This thesis examines the long take, as both a practical technique and a critical concept, in modern European cinema. Starting with the advent of Italian neorealism, modern European cinema rose to prominence in the 1950s, 1960s and 1970s, in collective movements such as the French New Wave, New German Cinema and the new cinemas of Central and Eastern Europe, and in the innovations of many individual filmmakers across the continent. The stylistic developments of this period sought to challenge classical cinema’s conventional practices, such as analytical editing, and the long take became a particularly popular option for filmmakers at the time. The innovations of the long take in modern European cinema revolve around three critical issues, each elaborated in the work of a particular writer: an increased realism based on the respect for spatial and temporal integrity (André Bazin), an emphasis on duration resulting from a crisis of action (Gilles Deleuze), and the dedramatisation of narrative action (David Bordwell). This thesis rigorously examines the ideas of these writers in relation to concrete examples, and tests the extent to which their theories provide a comprehensive explanation of the long take in modern European cinema.

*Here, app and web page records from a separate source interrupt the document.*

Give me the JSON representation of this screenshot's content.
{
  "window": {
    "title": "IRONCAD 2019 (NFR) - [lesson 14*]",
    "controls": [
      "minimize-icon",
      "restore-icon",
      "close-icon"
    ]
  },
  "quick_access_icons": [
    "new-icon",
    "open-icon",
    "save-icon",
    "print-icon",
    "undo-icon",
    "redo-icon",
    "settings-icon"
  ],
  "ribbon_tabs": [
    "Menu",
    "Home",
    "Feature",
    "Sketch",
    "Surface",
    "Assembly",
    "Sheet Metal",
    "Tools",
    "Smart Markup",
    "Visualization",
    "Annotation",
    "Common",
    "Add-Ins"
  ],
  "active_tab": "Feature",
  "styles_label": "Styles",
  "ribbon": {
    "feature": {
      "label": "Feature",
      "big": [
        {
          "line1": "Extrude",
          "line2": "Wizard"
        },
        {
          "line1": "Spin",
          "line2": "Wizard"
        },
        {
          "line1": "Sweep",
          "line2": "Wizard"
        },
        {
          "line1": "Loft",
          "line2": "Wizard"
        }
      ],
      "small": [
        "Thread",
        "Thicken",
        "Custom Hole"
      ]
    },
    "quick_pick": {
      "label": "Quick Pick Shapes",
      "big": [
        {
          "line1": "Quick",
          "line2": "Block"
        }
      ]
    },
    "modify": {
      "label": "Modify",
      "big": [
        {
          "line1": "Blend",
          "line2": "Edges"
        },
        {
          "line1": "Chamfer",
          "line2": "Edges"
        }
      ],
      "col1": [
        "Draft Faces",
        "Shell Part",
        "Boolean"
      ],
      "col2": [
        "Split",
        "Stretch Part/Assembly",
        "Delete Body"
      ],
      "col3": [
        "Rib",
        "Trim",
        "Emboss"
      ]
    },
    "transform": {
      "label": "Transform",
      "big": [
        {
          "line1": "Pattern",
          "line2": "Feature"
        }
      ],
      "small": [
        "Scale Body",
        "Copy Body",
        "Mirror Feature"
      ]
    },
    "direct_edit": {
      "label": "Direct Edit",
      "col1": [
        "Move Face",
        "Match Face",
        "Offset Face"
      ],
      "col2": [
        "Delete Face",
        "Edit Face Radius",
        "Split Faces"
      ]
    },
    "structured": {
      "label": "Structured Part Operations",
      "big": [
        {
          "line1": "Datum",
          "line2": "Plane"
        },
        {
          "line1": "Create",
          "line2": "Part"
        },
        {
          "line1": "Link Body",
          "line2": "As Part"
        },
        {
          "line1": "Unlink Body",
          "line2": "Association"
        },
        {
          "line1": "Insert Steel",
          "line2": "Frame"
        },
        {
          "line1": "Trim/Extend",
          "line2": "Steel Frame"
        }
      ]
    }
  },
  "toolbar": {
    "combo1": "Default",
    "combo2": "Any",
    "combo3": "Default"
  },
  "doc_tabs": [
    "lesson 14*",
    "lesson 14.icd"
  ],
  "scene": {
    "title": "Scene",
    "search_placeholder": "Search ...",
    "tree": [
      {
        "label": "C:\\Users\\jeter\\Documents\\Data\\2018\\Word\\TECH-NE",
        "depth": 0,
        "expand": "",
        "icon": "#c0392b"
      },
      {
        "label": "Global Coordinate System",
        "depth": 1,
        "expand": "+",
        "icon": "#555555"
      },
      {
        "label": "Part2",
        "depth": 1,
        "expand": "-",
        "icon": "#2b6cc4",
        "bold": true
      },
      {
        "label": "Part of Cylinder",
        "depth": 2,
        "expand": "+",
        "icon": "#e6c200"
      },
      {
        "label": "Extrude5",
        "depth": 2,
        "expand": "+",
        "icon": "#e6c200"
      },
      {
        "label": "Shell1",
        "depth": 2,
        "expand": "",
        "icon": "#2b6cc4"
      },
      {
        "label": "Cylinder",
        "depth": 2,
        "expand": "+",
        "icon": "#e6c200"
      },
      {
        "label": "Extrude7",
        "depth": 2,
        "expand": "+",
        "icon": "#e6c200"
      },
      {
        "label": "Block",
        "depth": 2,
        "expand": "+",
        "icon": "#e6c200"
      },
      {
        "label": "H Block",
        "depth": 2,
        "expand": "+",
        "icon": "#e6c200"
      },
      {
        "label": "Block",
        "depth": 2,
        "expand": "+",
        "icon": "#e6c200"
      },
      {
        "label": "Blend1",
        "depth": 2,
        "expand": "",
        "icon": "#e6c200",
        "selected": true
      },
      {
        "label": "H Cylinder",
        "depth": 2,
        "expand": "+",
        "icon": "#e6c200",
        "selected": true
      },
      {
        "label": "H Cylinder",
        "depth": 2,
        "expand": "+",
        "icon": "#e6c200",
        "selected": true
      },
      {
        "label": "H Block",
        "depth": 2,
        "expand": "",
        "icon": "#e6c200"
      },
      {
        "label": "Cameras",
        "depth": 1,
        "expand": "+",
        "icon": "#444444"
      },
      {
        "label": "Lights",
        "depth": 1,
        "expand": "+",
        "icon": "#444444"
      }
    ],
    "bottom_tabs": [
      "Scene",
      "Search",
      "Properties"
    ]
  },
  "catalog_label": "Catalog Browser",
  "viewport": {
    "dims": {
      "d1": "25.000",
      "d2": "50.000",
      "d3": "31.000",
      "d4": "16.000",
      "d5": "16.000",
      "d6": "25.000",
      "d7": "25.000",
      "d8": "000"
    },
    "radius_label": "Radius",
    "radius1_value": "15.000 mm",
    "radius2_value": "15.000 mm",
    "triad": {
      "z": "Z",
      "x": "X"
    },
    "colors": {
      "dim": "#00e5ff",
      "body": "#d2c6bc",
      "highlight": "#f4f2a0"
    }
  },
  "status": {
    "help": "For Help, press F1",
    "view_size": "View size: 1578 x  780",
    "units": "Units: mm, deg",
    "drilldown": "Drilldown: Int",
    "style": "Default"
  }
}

The thesis also considers the practice of the long take in greater depth by exploring how its broadly defined qualities are reflected in different ways and put to different purposes in a number of individual films. This is done through the detailed analysis of key long-take films of the period, by filmmakers such as Michelangelo Antonioni, Andrei Tarkovsky, Miklós Jancsó, Jean-Luc Godard and others. By focusing on a specific stylistic feature within this broad area of study, the thesis intends to further understand the critical significance of certain directorial decisions, and to contribute to aesthetic debates surrounding this important period of film history.
|1 Oct 2014
|Unpublished - 2014